Al Muntaha, Arabic for “The Highest”, is the restaurant at the top of the Burj Al Arab, offering “contemporary European cuisine”. The food is made under the guidance of michelin-starred chef John Wood. After spending some time gawking at the ornate hotel atrium and staring at all the multi-millionaires walking around the lobby, I stepped into an glass-walled express lift which took me swiftly to the top floor.

The staff were very welcoming, and if there was any distaste at ushering a sweaty, scruffy backpacker into their establishment, it was well-hidden. Like the rest of the Burj, the interior of the restaurant was colourful in a slightly gaudy way, but otherwise the decor was very pleasant.

The views are naturally spectacular, though the ocean aspect is a little boring even though the sea is a rich, pale blue. (At night, the view would probably be non-existent because there are no lights on the water.) On the other hand, the views through the side windows to the north-east and south-west show the shoreline and cityscape of Dubai. To the south-west you can make out a section of The Palm, the gigantic property development built from reclaimed line. It’s huge.

Service is excellent and the waitstaff are well-drilled, always addressing people by surname. They could perhaps smile and relax a little more, but that’s probably my Aussie preference for some informality.

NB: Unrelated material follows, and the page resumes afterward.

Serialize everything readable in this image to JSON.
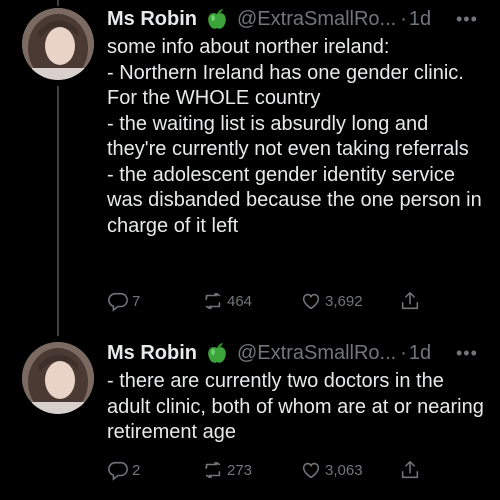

The food is solid, although perhaps not the most innovative. I ordered scallops for an entree and got the fattest damn scallops I’ve ever seen – terrific. The main of “Rossini vs Wellington” beef was accompanied by generous servings of foie gras and relatively large slices of black truffle but was otherwise unremarkable. For dessert they served up a fantasticly fluffy lemon souffle (thankfully for me, alcohol free) and sorbet. Petit fours and some lovely little raspberry maccarones to round everything off were complimentary. I was incredibly stuffed after the meal and, unfortunately not having any company to share the meal with and pass the time, was content to just sit and stare out the window until I could walk again.

The damage to my budget was significant, eradicating a good deal of the money saved from coming under budget in South-East Asia. Lunch was 600 dirhams (A$220), including tip and an exorbitant A$10 bottle of Evian water (only to be beaten by the A$11 bottle of Santa Vittoria water at Est. back in Sydney). Tea and coffee is not complimentary. Yes, it is horribly expensive, but if you’re only going to be in Dubai once and you don’t earn telephone numbers, splurging here is a great way to see the Burj.

Reserve and turn up early to get a window seat. Meals are à la carte and I was not aware of any degustation menu. Al Muntaha serves a cheaper seafood buffet lunch on Fridays, but apparently this is mass produced fare which, while good, is not great.

Al Muntaha

  8:45pm (GMT +11.00)  •  Food  •   •  Tweet This  •  Add a comment